Technical Update: Toronto MG's & Toronto Botanical

Growing Food from Around the World

Date: Saturday, January 13, 2018

Speakers for the day include:
Dena Jackson Toronto comedian & MC A Light-hearted Look at Growing Food from Around the World

Conrad Richter President of Richters Herbs Welcoming Migrant Herbs to our Gardens

Viliam Zvalo research scientist, Vineland Research Station New Plants in Familiar Places...the Science

Ken Brown horticulturist, writer & home gardener Down to Earth Solutions for Growing Unusual Edibles

more information

Canada's National Flower - Bunchberry

nationalflower-winnner

The votes are in! Canadians have spoken!

A nation-wide contest to celebrate Canada’s 150th anniversary, sponsored by Master Gardeners of Ontario, has embraced the bunchberry, known as quatre–temps in French and kawiscowimin in Cree, as the winner.

Since the beginning of the National Flower Contest, the little white flower has held the lead with an average of 80 per cent of the on-line vote. Since it was announced in March, almost 10,000 Canadians took up the challenge to help select our national flower.

Master Gardeners of Ontario will submit an online petition to Parliament to have the winner declared Canada’s official National Flower, says Maureen Hulbert who spearheaded the project: "We all love to celebrate the wildness of Canada and its varied areas and having something that can actually grow in every part of the country pulls us together". (photo credit Todd Boland)

Sign the Petition

Wild Parsnip - How to Identify

wild-parsnips

Can you identify Wild Parsnip?

read more

St. Marys Garden Fair - June 3rd

Garden Fair

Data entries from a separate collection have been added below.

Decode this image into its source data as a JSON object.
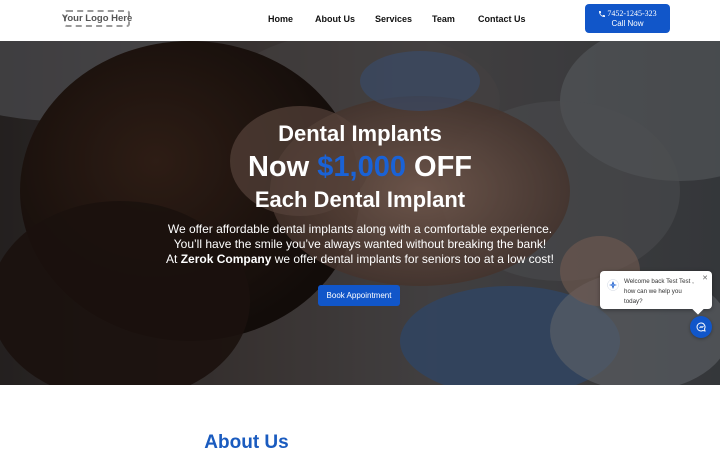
{
  "header": {
    "logo_text": "Your Logo Here",
    "nav": [
      {
        "label": "Home"
      },
      {
        "label": "About Us"
      },
      {
        "label": "Services"
      },
      {
        "label": "Team"
      },
      {
        "label": "Contact Us"
      }
    ],
    "call_button": {
      "phone": "7452-1245-323",
      "label": "Call Now",
      "icon": "phone-icon"
    }
  },
  "hero": {
    "line1": "Dental Implants",
    "line2_prefix": "Now ",
    "line2_price": "$1,000",
    "line2_suffix": " OFF",
    "line3": "Each Dental Implant",
    "desc_line1": "We offer affordable dental implants along with a comfortable experience.",
    "desc_line2": "You’ll have the smile you’ve always wanted without breaking the bank!",
    "desc_line3_prefix": "At ",
    "desc_line3_company": "Zerok Company",
    "desc_line3_suffix": " we offer dental implants for seniors too at a low cost!",
    "button_label": "Book Appointment"
  },
  "chat": {
    "message_line1": "Welcome back Test Test ,",
    "message_line2": "how can we help you",
    "message_line3": "today?",
    "close_icon": "close-icon",
    "launcher_icon": "chat-icon"
  },
  "about": {
    "title": "About Us"
  },
  "colors": {
    "accent": "#1156c9",
    "price": "#1a62d6",
    "about_title": "#1a5bbf",
    "nav_text": "#111111"
  }
}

Celebrating the 20th year for this amazing event! Enjoy a wide variety of garden related vendors in an outdoor park setting. Discover everything from hanging baskets to birdhouses, unique perennials, annuals, shrubs & interesting garden décor. Our very popular heirloom tomatoes will be for sale, grown by our Horticultural members. Free admission, refreshments on site and lots of free parking.

Date: June 3, 2017 -- 8:30 a.m. to 1 p.m.

Location: Milt Dunnell Field (The Flats) – Water St. North St.Marys, ON

Contact Name: Ron Hunter

Contact Phone # 519-284-2382

Contact email address: rbhunter@hotmail.com

Vote for Canada's National Flower


3 flowers plus banner

Read about the three 'nominees' and then vote using the Survey Monkey link: https://www.surveymonkey.com/r/8Z9WDW9

What’s the National Flower of Canada?

We have an official tree - the maple, but we do NOT have an official flower! Master Gardeners of Ontario thinks Canada’s 150th birthday is the perfect time to launch a campaign to get one!

Toronto Master Gardeners with help from Todd Boland, Research Horticulturist at Memorial University of Newfoundland, came up with the following three choices for a pan-Canadian flower - one that appears in every province and territory but is not already a provincial or territorial emblem:

Hooded Ladies Tresses (Spiranthes romanzoffiana)
· Unique spiraling flower spike marks this genus
· Found in open wet areas – meadows, bogs, marshes
· Fragrant flowers from July to Sept on 10 to 50 cm stems
· Food source for native bumblebees all through summer

Twinflower (Linnaea borealis)
· Delicate but tough! “borealis” – of the north
· Found in forests, wetlands all over Canada
· Reproduces mainly by spreading stolons
· Fragrant flowers on 15 cm stems for one week in June, attract native bees
· Winter forage for caribou

Bunchberry (Cornus canadensis)
· Changes with the seasons - just like Canada!
· White flowers in spring, red berries in summer, great red-purple fall colour
· Very common in forests and wetlands all over Canada
· Creeping form, 10 to 20 cm tall, great as a native groundcover
· Pollinators include native bumblebees and solitary bees
· Berries are food source for small and large mammals, migratory birds
· Winter forage source for caribou, moose, elk, deer

Voting will close at midnight on June 30th, 2017

Vote now-it only takes a few seconds using this Survey Monkey link: https://www.surveymonkey.com/r/8Z9WDW9

Technical Update Toronto MGs

Gardening Without Chemicals

Saturday, January 7, 2017 8:30 am - 4:00 pm

Keynote Speaker: Mark Cullen

more information

registration form

MGOI Annual Report 2015

The 2015 Annual Report is online here.